InputStream inputStream = InputStream.nullInputStream();
OutputStream outputStream = OutputStream.nullOutputStream();
Reader reader = Reader.nullReader();
Writer writer = Writer.nullWriter();

10. Convert collections to arrays using Collection::toArray

How did you turn the collection into an array before Java 11?

Studen[] studentArray = studentList.toArray(new Student[0]);

The above toArray method returns an array if the list fits in the specified array. Otherwise, a new array is allocated with the runtime type of the specified array and size of the list.

Now that we have a method which returns an array of specified type T. Why do we need another function? Is there a better way to handle it? In Java 11, you can do this:

Student[] studentArray = studentList.toArray(Student[]::new);

This is a new overloading method used by collection classes to receive IntFunction. The above Collection::toArray method returns an array of the corresponding length based on the length of the input data. It can be expressed in a brief and clear manner as T[]::new.

What’s next

Closing Up

Hope you found this story useful and interesting. Feel free to share your feedback and comments below.

Thank you for being here and keep reading…


Disclosure of Material Connection: Some of the links in the post above are ‚Äúaffiliate links.‚ÄĚ This means if you click on the link and purchase the item, we will receive an affiliate commission. Regardless, we only recommend products or services we use personally and believe will add value to our readers.


I’m a mobile product devsigner (i.e. I consider myself as both a developer and a designer) and user experience/interface engineer. I’m an expert on the Android platform and have been recognized as it by the community.

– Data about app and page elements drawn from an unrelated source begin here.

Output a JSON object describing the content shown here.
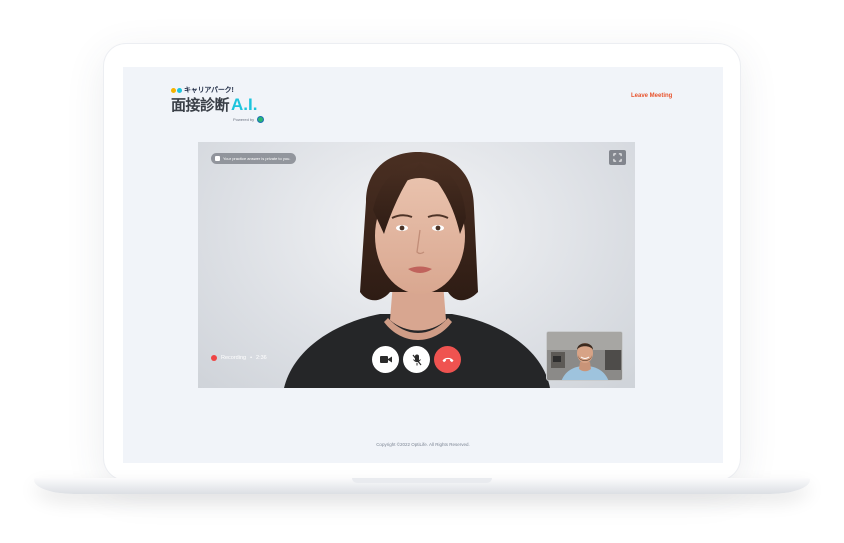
{
  "header": {
    "logo": {
      "brand": "キャリアパーク!",
      "title_jp": "面接診断",
      "title_ai": "A.I.",
      "powered_by": "Powered by"
    },
    "leave_label": "Leave Meeting"
  },
  "video": {
    "privacy_notice": "Your practice answer is private to you.",
    "recording_label": "Recording",
    "recording_separator": "•",
    "recording_time": "2:36",
    "controls": [
      {
        "name": "camera-button",
        "icon": "video-camera-icon"
      },
      {
        "name": "mute-button",
        "icon": "mic-off-icon"
      },
      {
        "name": "end-call-button",
        "icon": "phone-hangup-icon"
      }
    ]
  },
  "footer": {
    "copyright": "Copyright ©2022 OptiLife. All Rights Reserved."
  },
  "colors": {
    "accent_orange": "#e8542e",
    "recording_red": "#ef4444",
    "hangup_red": "#ef5350",
    "logo_cyan": "#1dc4dc",
    "logo_yellow": "#f5b400",
    "screen_bg": "#f1f4f9"
  }
}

  1. Mukhlis Ur Rehman

    Really appreciate your great work…